Government lawyers acknowledged that military recruiters had made the offer, but said they didn’t have the authority to bind the government to it.
The government reduced veterans’ eligibility for free health care in 1956 and again in 1966. As a result, veterans and their dependents must rely on Medicare, which now charges a $50-a-month premium or $600 a year, plus copayments and in some cases, parts of doctors’ fees not covered by Medicare.
ELDER ABUSE: A support group for elderly victims of abuse will be held in the near future, with attention focused on various forms of elder abuse and how to avoid and prevent them. The sessions will be sponsored by the Elder Crime Victims Resource Center of the city’s Department for the Aging (DFTA) and the Jewish Association for Services for the Aged (JASA).

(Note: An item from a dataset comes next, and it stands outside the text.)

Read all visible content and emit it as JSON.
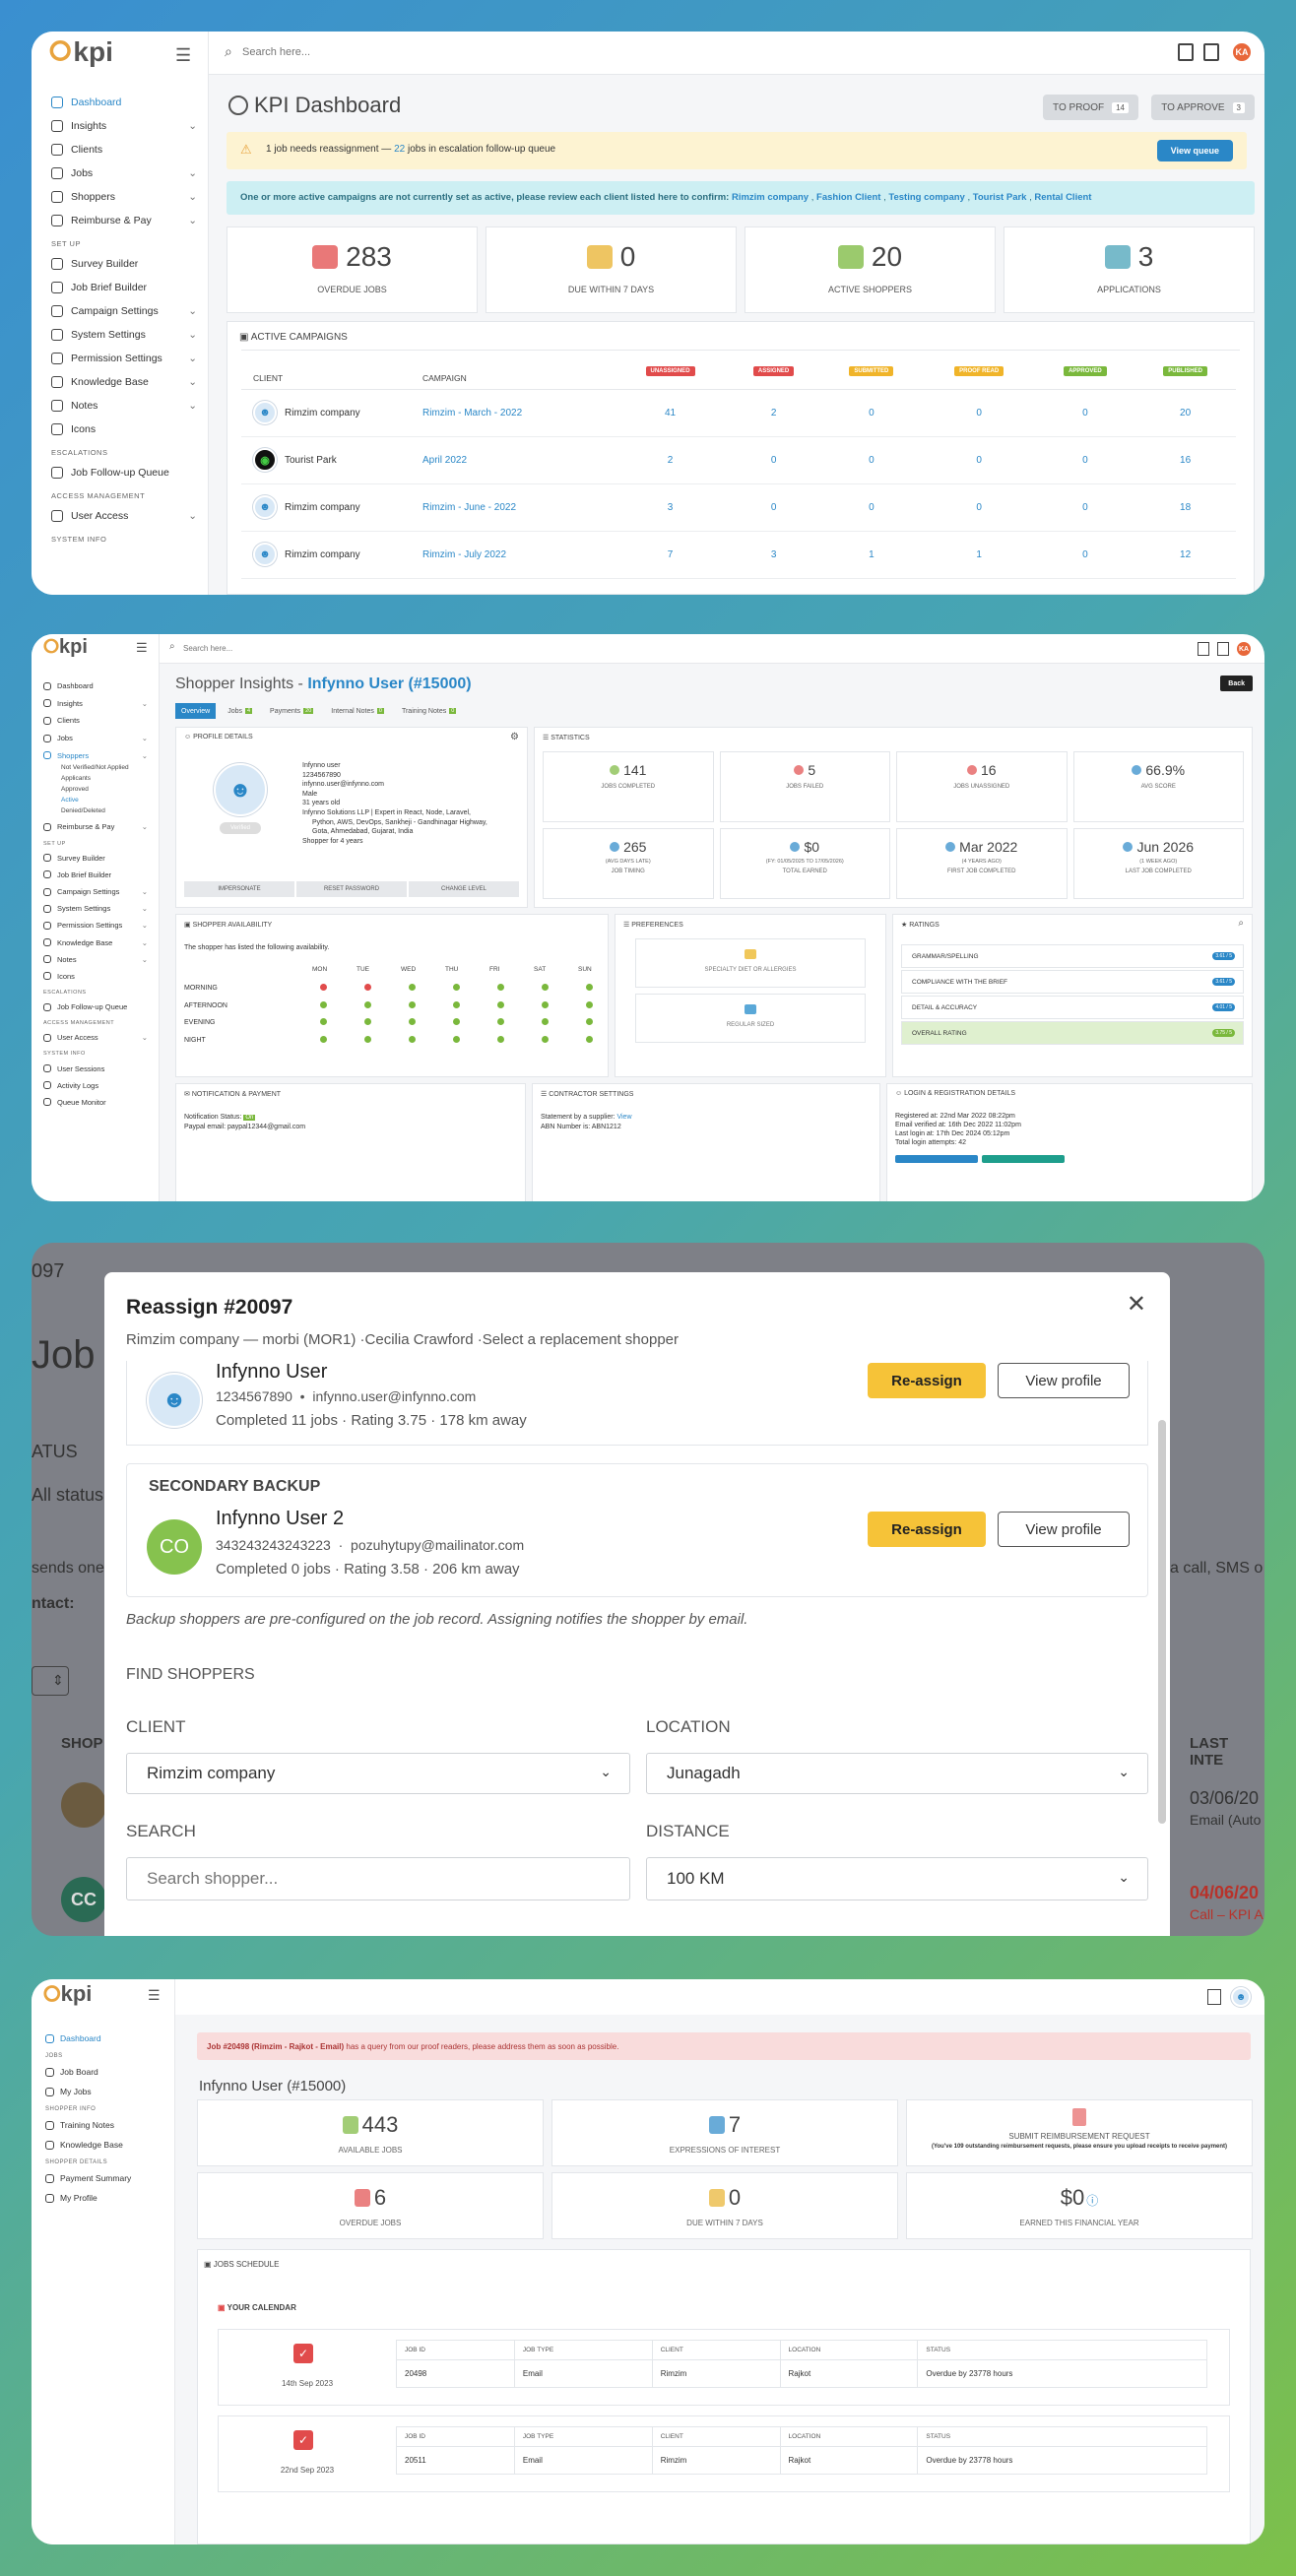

DFTA Commissioner Herbert Stupp describes elder abuse as going beyond pain or injury and gravitating toward psychological or emotional abuse, financial abuse and neglect. In most of the cases, the abuser is a family member, usually a child or a spouse, Stupp says. He estimates that each year one of every 20 older Americans is a victim of abuse. Since most of these are not reported because of fear or shame, seniors are being offered the support group to share their experiences in a confidential setting.
For information about the support group or services available to abused seniors, call DFTA at (212) 442-3103 during business hours. To receive a pamphlet, "Elder Abuse Hurts," call (212) 442-1111.
MEETING: AARP Chapter 2889 will meet next Wednesday, Mar. 7th, at 12:30 p.m. at the First Presbyterian Church of Newtown, 54-05 Seabury St., Elmhurst.